## Assignment:
From the first line to the last, repeat the records exactly and skip the pictures.

## Records shown:

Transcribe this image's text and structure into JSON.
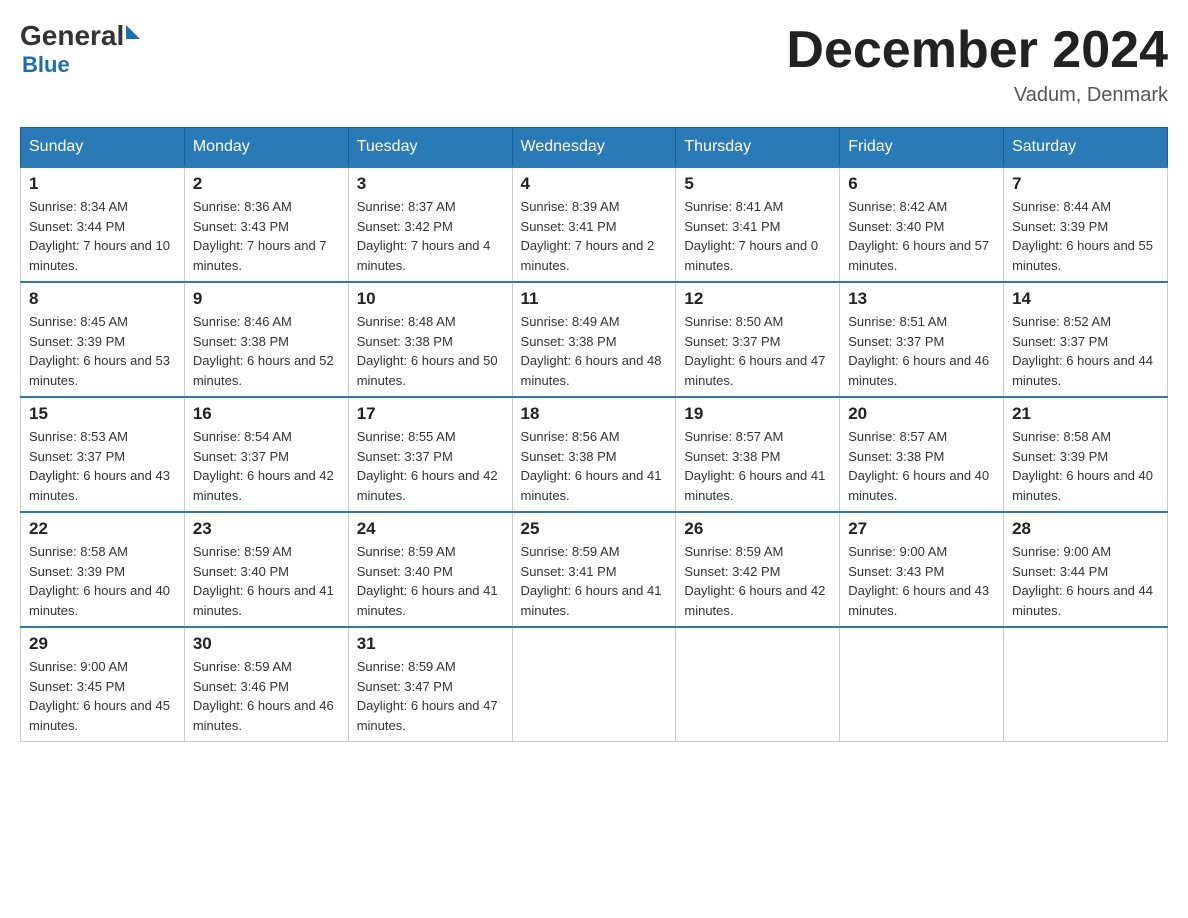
{
  "logo": {
    "general": "General",
    "blue": "Blue"
  },
  "title": "December 2024",
  "location": "Vadum, Denmark",
  "days_of_week": [
    "Sunday",
    "Monday",
    "Tuesday",
    "Wednesday",
    "Thursday",
    "Friday",
    "Saturday"
  ],
  "weeks": [
    [
      {
        "day": "1",
        "sunrise": "8:34 AM",
        "sunset": "3:44 PM",
        "daylight": "7 hours and 10 minutes."
      },
      {
        "day": "2",
        "sunrise": "8:36 AM",
        "sunset": "3:43 PM",
        "daylight": "7 hours and 7 minutes."
      },
      {
        "day": "3",
        "sunrise": "8:37 AM",
        "sunset": "3:42 PM",
        "daylight": "7 hours and 4 minutes."
      },
      {
        "day": "4",
        "sunrise": "8:39 AM",
        "sunset": "3:41 PM",
        "daylight": "7 hours and 2 minutes."
      },
      {
        "day": "5",
        "sunrise": "8:41 AM",
        "sunset": "3:41 PM",
        "daylight": "7 hours and 0 minutes."
      },
      {
        "day": "6",
        "sunrise": "8:42 AM",
        "sunset": "3:40 PM",
        "daylight": "6 hours and 57 minutes."
      },
      {
        "day": "7",
        "sunrise": "8:44 AM",
        "sunset": "3:39 PM",
        "daylight": "6 hours and 55 minutes."
      }
    ],
    [
      {
        "day": "8",
        "sunrise": "8:45 AM",
        "sunset": "3:39 PM",
        "daylight": "6 hours and 53 minutes."
      },
      {
        "day": "9",
        "sunrise": "8:46 AM",
        "sunset": "3:38 PM",
        "daylight": "6 hours and 52 minutes."
      },
      {
        "day": "10",
        "sunrise": "8:48 AM",
        "sunset": "3:38 PM",
        "daylight": "6 hours and 50 minutes."
      },
      {
        "day": "11",
        "sunrise": "8:49 AM",
        "sunset": "3:38 PM",
        "daylight": "6 hours and 48 minutes."
      },
      {
        "day": "12",
        "sunrise": "8:50 AM",
        "sunset": "3:37 PM",
        "daylight": "6 hours and 47 minutes."
      },
      {
        "day": "13",
        "sunrise": "8:51 AM",
        "sunset": "3:37 PM",
        "daylight": "6 hours and 46 minutes."
      },
      {
        "day": "14",
        "sunrise": "8:52 AM",
        "sunset": "3:37 PM",
        "daylight": "6 hours and 44 minutes."
      }
    ],
    [
      {
        "day": "15",
        "sunrise": "8:53 AM",
        "sunset": "3:37 PM",
        "daylight": "6 hours and 43 minutes."
      },
      {
        "day": "16",
        "sunrise": "8:54 AM",
        "sunset": "3:37 PM",
        "daylight": "6 hours and 42 minutes."
      },
      {
        "day": "17",
        "sunrise": "8:55 AM",
        "sunset": "3:37 PM",
        "daylight": "6 hours and 42 minutes."
      },
      {
        "day": "18",
        "sunrise": "8:56 AM",
        "sunset": "3:38 PM",
        "daylight": "6 hours and 41 minutes."
      },
      {
        "day": "19",
        "sunrise": "8:57 AM",
        "sunset": "3:38 PM",
        "daylight": "6 hours and 41 minutes."
      },
      {
        "day": "20",
        "sunrise": "8:57 AM",
        "sunset": "3:38 PM",
        "daylight": "6 hours and 40 minutes."
      },
      {
        "day": "21",
        "sunrise": "8:58 AM",
        "sunset": "3:39 PM",
        "daylight": "6 hours and 40 minutes."
      }
    ],
    [
      {
        "day": "22",
        "sunrise": "8:58 AM",
        "sunset": "3:39 PM",
        "daylight": "6 hours and 40 minutes."
      },
      {
        "day": "23",
        "sunrise": "8:59 AM",
        "sunset": "3:40 PM",
        "daylight": "6 hours and 41 minutes."
      },
      {
        "day": "24",
        "sunrise": "8:59 AM",
        "sunset": "3:40 PM",
        "daylight": "6 hours and 41 minutes."
      },
      {
        "day": "25",
        "sunrise": "8:59 AM",
        "sunset": "3:41 PM",
        "daylight": "6 hours and 41 minutes."
      },
      {
        "day": "26",
        "sunrise": "8:59 AM",
        "sunset": "3:42 PM",
        "daylight": "6 hours and 42 minutes."
      },
      {
        "day": "27",
        "sunrise": "9:00 AM",
        "sunset": "3:43 PM",
        "daylight": "6 hours and 43 minutes."
      },
      {
        "day": "28",
        "sunrise": "9:00 AM",
        "sunset": "3:44 PM",
        "daylight": "6 hours and 44 minutes."
      }
    ],
    [
      {
        "day": "29",
        "sunrise": "9:00 AM",
        "sunset": "3:45 PM",
        "daylight": "6 hours and 45 minutes."
      },
      {
        "day": "30",
        "sunrise": "8:59 AM",
        "sunset": "3:46 PM",
        "daylight": "6 hours and 46 minutes."
      },
      {
        "day": "31",
        "sunrise": "8:59 AM",
        "sunset": "3:47 PM",
        "daylight": "6 hours and 47 minutes."
      },
      null,
      null,
      null,
      null
    ]
  ]
}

## Answer space:
Transcribe this image's text and structure into JSON.
{
  "logo": {
    "general": "General",
    "blue": "Blue"
  },
  "title": "December 2024",
  "location": "Vadum, Denmark",
  "days_of_week": [
    "Sunday",
    "Monday",
    "Tuesday",
    "Wednesday",
    "Thursday",
    "Friday",
    "Saturday"
  ],
  "weeks": [
    [
      {
        "day": "1",
        "sunrise": "8:34 AM",
        "sunset": "3:44 PM",
        "daylight": "7 hours and 10 minutes."
      },
      {
        "day": "2",
        "sunrise": "8:36 AM",
        "sunset": "3:43 PM",
        "daylight": "7 hours and 7 minutes."
      },
      {
        "day": "3",
        "sunrise": "8:37 AM",
        "sunset": "3:42 PM",
        "daylight": "7 hours and 4 minutes."
      },
      {
        "day": "4",
        "sunrise": "8:39 AM",
        "sunset": "3:41 PM",
        "daylight": "7 hours and 2 minutes."
      },
      {
        "day": "5",
        "sunrise": "8:41 AM",
        "sunset": "3:41 PM",
        "daylight": "7 hours and 0 minutes."
      },
      {
        "day": "6",
        "sunrise": "8:42 AM",
        "sunset": "3:40 PM",
        "daylight": "6 hours and 57 minutes."
      },
      {
        "day": "7",
        "sunrise": "8:44 AM",
        "sunset": "3:39 PM",
        "daylight": "6 hours and 55 minutes."
      }
    ],
    [
      {
        "day": "8",
        "sunrise": "8:45 AM",
        "sunset": "3:39 PM",
        "daylight": "6 hours and 53 minutes."
      },
      {
        "day": "9",
        "sunrise": "8:46 AM",
        "sunset": "3:38 PM",
        "daylight": "6 hours and 52 minutes."
      },
      {
        "day": "10",
        "sunrise": "8:48 AM",
        "sunset": "3:38 PM",
        "daylight": "6 hours and 50 minutes."
      },
      {
        "day": "11",
        "sunrise": "8:49 AM",
        "sunset": "3:38 PM",
        "daylight": "6 hours and 48 minutes."
      },
      {
        "day": "12",
        "sunrise": "8:50 AM",
        "sunset": "3:37 PM",
        "daylight": "6 hours and 47 minutes."
      },
      {
        "day": "13",
        "sunrise": "8:51 AM",
        "sunset": "3:37 PM",
        "daylight": "6 hours and 46 minutes."
      },
      {
        "day": "14",
        "sunrise": "8:52 AM",
        "sunset": "3:37 PM",
        "daylight": "6 hours and 44 minutes."
      }
    ],
    [
      {
        "day": "15",
        "sunrise": "8:53 AM",
        "sunset": "3:37 PM",
        "daylight": "6 hours and 43 minutes."
      },
      {
        "day": "16",
        "sunrise": "8:54 AM",
        "sunset": "3:37 PM",
        "daylight": "6 hours and 42 minutes."
      },
      {
        "day": "17",
        "sunrise": "8:55 AM",
        "sunset": "3:37 PM",
        "daylight": "6 hours and 42 minutes."
      },
      {
        "day": "18",
        "sunrise": "8:56 AM",
        "sunset": "3:38 PM",
        "daylight": "6 hours and 41 minutes."
      },
      {
        "day": "19",
        "sunrise": "8:57 AM",
        "sunset": "3:38 PM",
        "daylight": "6 hours and 41 minutes."
      },
      {
        "day": "20",
        "sunrise": "8:57 AM",
        "sunset": "3:38 PM",
        "daylight": "6 hours and 40 minutes."
      },
      {
        "day": "21",
        "sunrise": "8:58 AM",
        "sunset": "3:39 PM",
        "daylight": "6 hours and 40 minutes."
      }
    ],
    [
      {
        "day": "22",
        "sunrise": "8:58 AM",
        "sunset": "3:39 PM",
        "daylight": "6 hours and 40 minutes."
      },
      {
        "day": "23",
        "sunrise": "8:59 AM",
        "sunset": "3:40 PM",
        "daylight": "6 hours and 41 minutes."
      },
      {
        "day": "24",
        "sunrise": "8:59 AM",
        "sunset": "3:40 PM",
        "daylight": "6 hours and 41 minutes."
      },
      {
        "day": "25",
        "sunrise": "8:59 AM",
        "sunset": "3:41 PM",
        "daylight": "6 hours and 41 minutes."
      },
      {
        "day": "26",
        "sunrise": "8:59 AM",
        "sunset": "3:42 PM",
        "daylight": "6 hours and 42 minutes."
      },
      {
        "day": "27",
        "sunrise": "9:00 AM",
        "sunset": "3:43 PM",
        "daylight": "6 hours and 43 minutes."
      },
      {
        "day": "28",
        "sunrise": "9:00 AM",
        "sunset": "3:44 PM",
        "daylight": "6 hours and 44 minutes."
      }
    ],
    [
      {
        "day": "29",
        "sunrise": "9:00 AM",
        "sunset": "3:45 PM",
        "daylight": "6 hours and 45 minutes."
      },
      {
        "day": "30",
        "sunrise": "8:59 AM",
        "sunset": "3:46 PM",
        "daylight": "6 hours and 46 minutes."
      },
      {
        "day": "31",
        "sunrise": "8:59 AM",
        "sunset": "3:47 PM",
        "daylight": "6 hours and 47 minutes."
      },
      null,
      null,
      null,
      null
    ]
  ]
}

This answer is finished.